━━━ DATASET CONTENT ━━━
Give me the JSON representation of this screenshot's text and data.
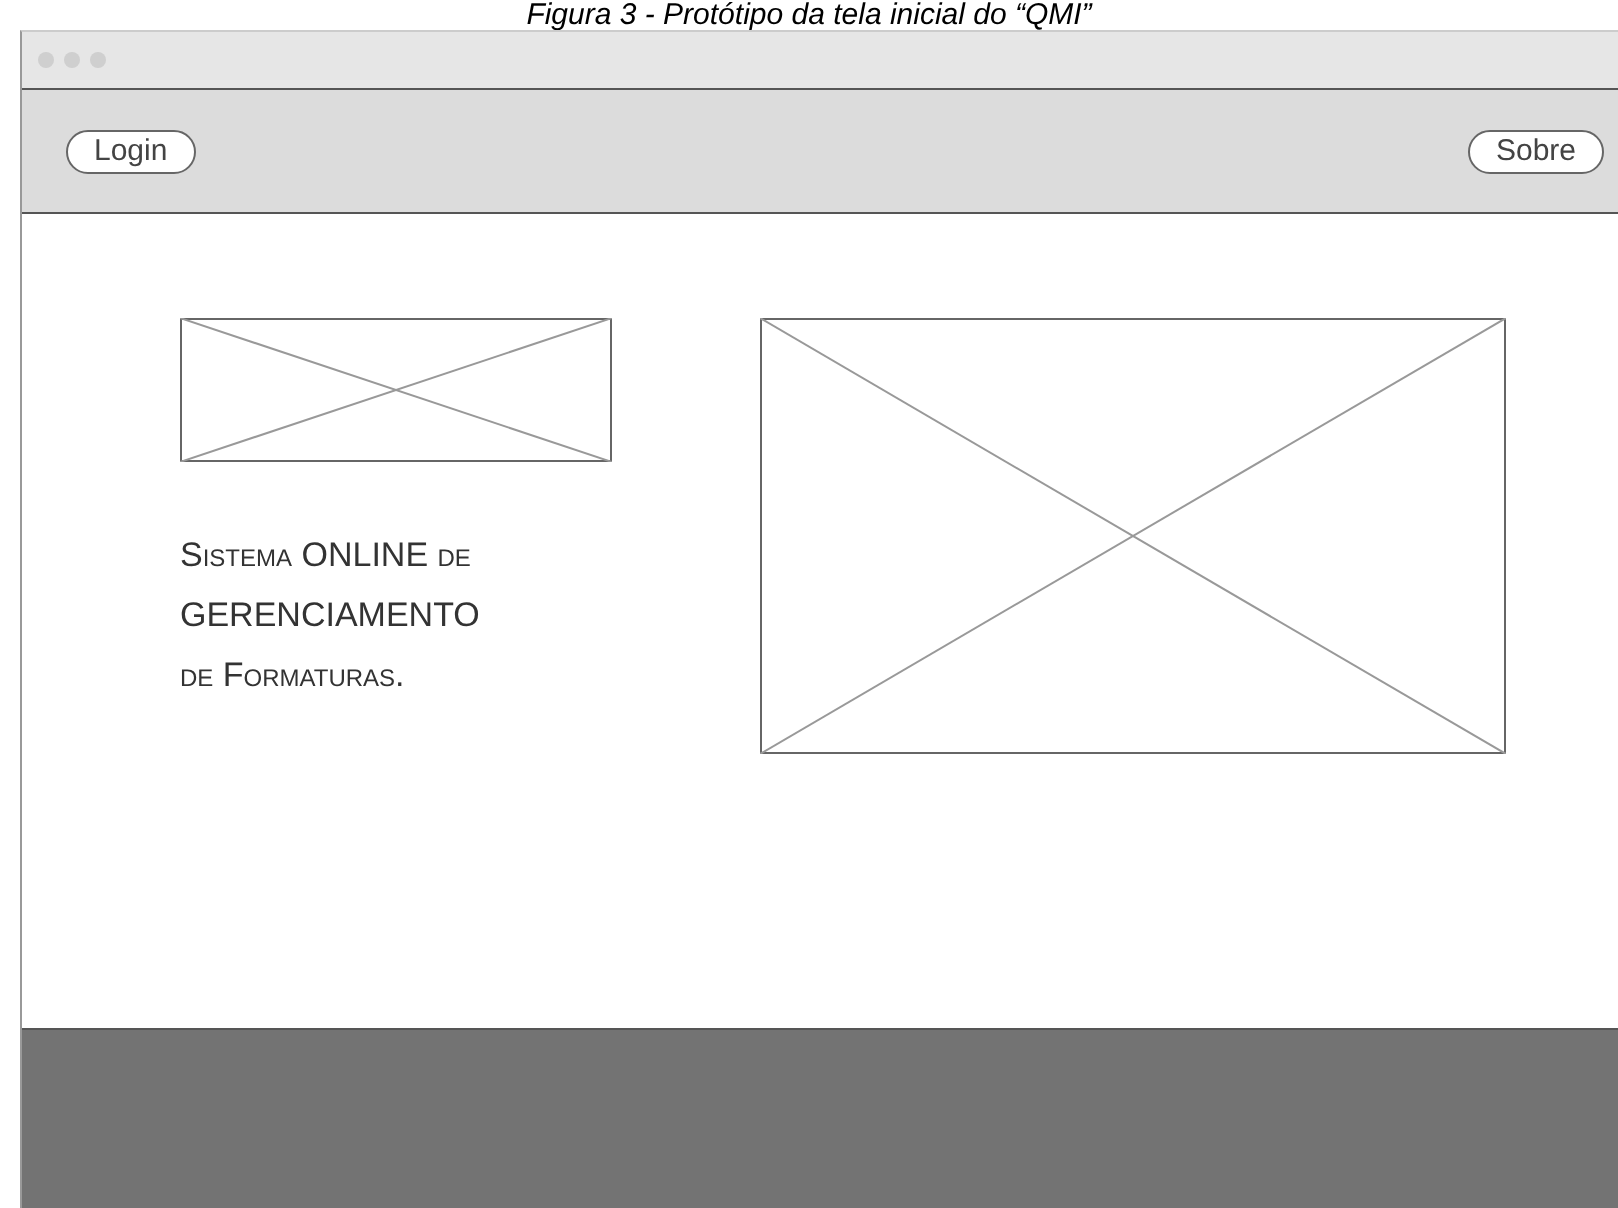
{
  "caption": "Figura 3 - Protótipo da tela inicial do “QMI”",
  "toolbar": {
    "left_button": "Login",
    "right_button": "Sobre"
  },
  "tagline": [
    "Sistema ONLINE de",
    "GERENCIAMENTO",
    "de Formaturas."
  ]
}
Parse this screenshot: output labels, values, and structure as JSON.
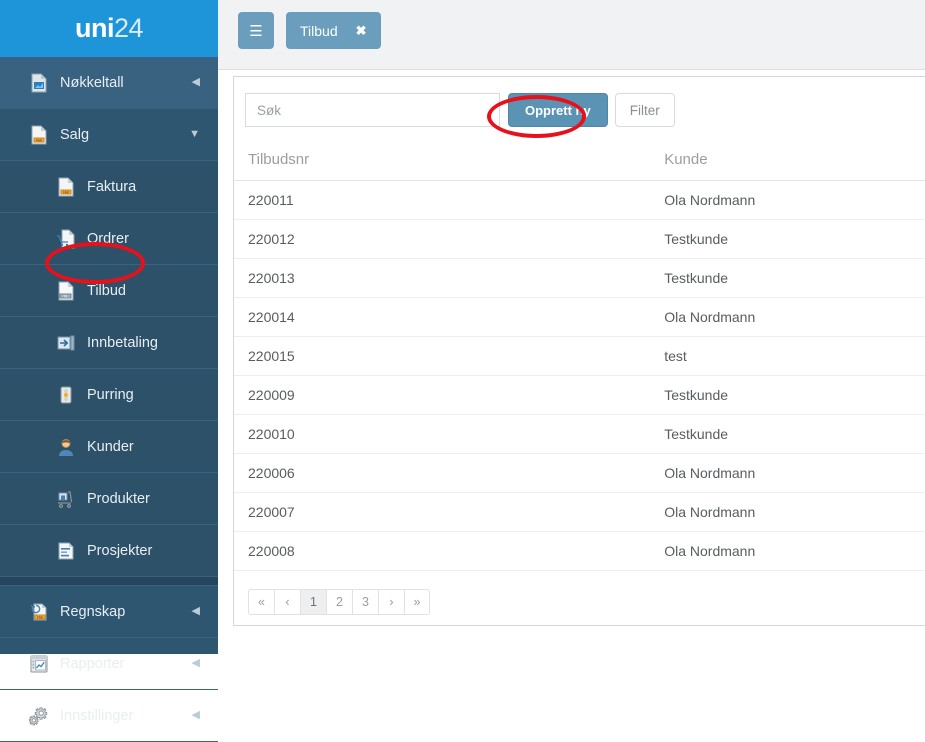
{
  "brand": {
    "bold": "uni",
    "light": "24"
  },
  "topbar": {
    "burger_icon": "hamburger-icon",
    "tab_label": "Tilbud",
    "tab_close": "✖"
  },
  "sidebar": {
    "items": [
      {
        "label": "Nøkkeltall",
        "icon": "chart-document-icon",
        "level": "top",
        "caret": "◀",
        "active": true
      },
      {
        "label": "Salg",
        "icon": "invoice-document-icon",
        "level": "top",
        "caret": "▼",
        "active": false
      },
      {
        "label": "Faktura",
        "icon": "invoice-document-icon",
        "level": "sub",
        "caret": "",
        "active": false
      },
      {
        "label": "Ordrer",
        "icon": "cart-document-icon",
        "level": "sub",
        "caret": "",
        "active": false
      },
      {
        "label": "Tilbud",
        "icon": "offer-document-icon",
        "level": "sub",
        "caret": "",
        "active": false
      },
      {
        "label": "Innbetaling",
        "icon": "payment-in-icon",
        "level": "sub",
        "caret": "",
        "active": false
      },
      {
        "label": "Purring",
        "icon": "traffic-light-icon",
        "level": "sub",
        "caret": "",
        "active": false
      },
      {
        "label": "Kunder",
        "icon": "customer-icon",
        "level": "sub",
        "caret": "",
        "active": false
      },
      {
        "label": "Produkter",
        "icon": "products-cart-icon",
        "level": "sub",
        "caret": "",
        "active": false
      },
      {
        "label": "Prosjekter",
        "icon": "projects-chart-icon",
        "level": "sub",
        "caret": "",
        "active": false
      },
      {
        "label": "Regnskap",
        "icon": "accounting-icon",
        "level": "top",
        "caret": "◀",
        "active": false
      },
      {
        "label": "Rapporter",
        "icon": "reports-icon",
        "level": "top",
        "caret": "◀",
        "active": false
      },
      {
        "label": "Innstillinger",
        "icon": "gears-icon",
        "level": "top",
        "caret": "◀",
        "active": false
      }
    ]
  },
  "toolbar": {
    "search_placeholder": "Søk",
    "search_value": "",
    "create_label": "Opprett ny",
    "filter_label": "Filter"
  },
  "table": {
    "columns": [
      "Tilbudsnr",
      "Kunde"
    ],
    "rows": [
      [
        "220011",
        "Ola Nordmann"
      ],
      [
        "220012",
        "Testkunde"
      ],
      [
        "220013",
        "Testkunde"
      ],
      [
        "220014",
        "Ola Nordmann"
      ],
      [
        "220015",
        "test"
      ],
      [
        "220009",
        "Testkunde"
      ],
      [
        "220010",
        "Testkunde"
      ],
      [
        "220006",
        "Ola Nordmann"
      ],
      [
        "220007",
        "Ola Nordmann"
      ],
      [
        "220008",
        "Ola Nordmann"
      ]
    ]
  },
  "pagination": {
    "items": [
      "«",
      "‹",
      "1",
      "2",
      "3",
      "›",
      "»"
    ],
    "active_index": 2
  },
  "annotations": {
    "highlight_color": "#e8101a",
    "targets": [
      "Tilbud",
      "Opprett ny"
    ]
  },
  "colors": {
    "brand_blue": "#1e95d9",
    "sidebar": "#2f5671",
    "accent_button": "#5a93b4",
    "topbar_bg": "#f1f2f4"
  }
}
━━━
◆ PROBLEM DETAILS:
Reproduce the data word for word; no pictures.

◆ YOUR SOLUTION:
Give me the JSON representation of this screenshot's text and data.
{
  "caption": "Figura 3 - Protótipo da tela inicial do “QMI”",
  "toolbar": {
    "left_button": "Login",
    "right_button": "Sobre"
  },
  "tagline": [
    "Sistema ONLINE de",
    "GERENCIAMENTO",
    "de Formaturas."
  ]
}
Parse this screenshot: output labels, values, and structure as JSON.
{
  "brand": {
    "bold": "uni",
    "light": "24"
  },
  "topbar": {
    "burger_icon": "hamburger-icon",
    "tab_label": "Tilbud",
    "tab_close": "✖"
  },
  "sidebar": {
    "items": [
      {
        "label": "Nøkkeltall",
        "icon": "chart-document-icon",
        "level": "top",
        "caret": "◀",
        "active": true
      },
      {
        "label": "Salg",
        "icon": "invoice-document-icon",
        "level": "top",
        "caret": "▼",
        "active": false
      },
      {
        "label": "Faktura",
        "icon": "invoice-document-icon",
        "level": "sub",
        "caret": "",
        "active": false
      },
      {
        "label": "Ordrer",
        "icon": "cart-document-icon",
        "level": "sub",
        "caret": "",
        "active": false
      },
      {
        "label": "Tilbud",
        "icon": "offer-document-icon",
        "level": "sub",
        "caret": "",
        "active": false
      },
      {
        "label": "Innbetaling",
        "icon": "payment-in-icon",
        "level": "sub",
        "caret": "",
        "active": false
      },
      {
        "label": "Purring",
        "icon": "traffic-light-icon",
        "level": "sub",
        "caret": "",
        "active": false
      },
      {
        "label": "Kunder",
        "icon": "customer-icon",
        "level": "sub",
        "caret": "",
        "active": false
      },
      {
        "label": "Produkter",
        "icon": "products-cart-icon",
        "level": "sub",
        "caret": "",
        "active": false
      },
      {
        "label": "Prosjekter",
        "icon": "projects-chart-icon",
        "level": "sub",
        "caret": "",
        "active": false
      },
      {
        "label": "Regnskap",
        "icon": "accounting-icon",
        "level": "top",
        "caret": "◀",
        "active": false
      },
      {
        "label": "Rapporter",
        "icon": "reports-icon",
        "level": "top",
        "caret": "◀",
        "active": false
      },
      {
        "label": "Innstillinger",
        "icon": "gears-icon",
        "level": "top",
        "caret": "◀",
        "active": false
      }
    ]
  },
  "toolbar": {
    "search_placeholder": "Søk",
    "search_value": "",
    "create_label": "Opprett ny",
    "filter_label": "Filter"
  },
  "table": {
    "columns": [
      "Tilbudsnr",
      "Kunde"
    ],
    "rows": [
      [
        "220011",
        "Ola Nordmann"
      ],
      [
        "220012",
        "Testkunde"
      ],
      [
        "220013",
        "Testkunde"
      ],
      [
        "220014",
        "Ola Nordmann"
      ],
      [
        "220015",
        "test"
      ],
      [
        "220009",
        "Testkunde"
      ],
      [
        "220010",
        "Testkunde"
      ],
      [
        "220006",
        "Ola Nordmann"
      ],
      [
        "220007",
        "Ola Nordmann"
      ],
      [
        "220008",
        "Ola Nordmann"
      ]
    ]
  },
  "pagination": {
    "items": [
      "«",
      "‹",
      "1",
      "2",
      "3",
      "›",
      "»"
    ],
    "active_index": 2
  },
  "annotations": {
    "highlight_color": "#e8101a",
    "targets": [
      "Tilbud",
      "Opprett ny"
    ]
  },
  "colors": {
    "brand_blue": "#1e95d9",
    "sidebar": "#2f5671",
    "accent_button": "#5a93b4",
    "topbar_bg": "#f1f2f4"
  }
}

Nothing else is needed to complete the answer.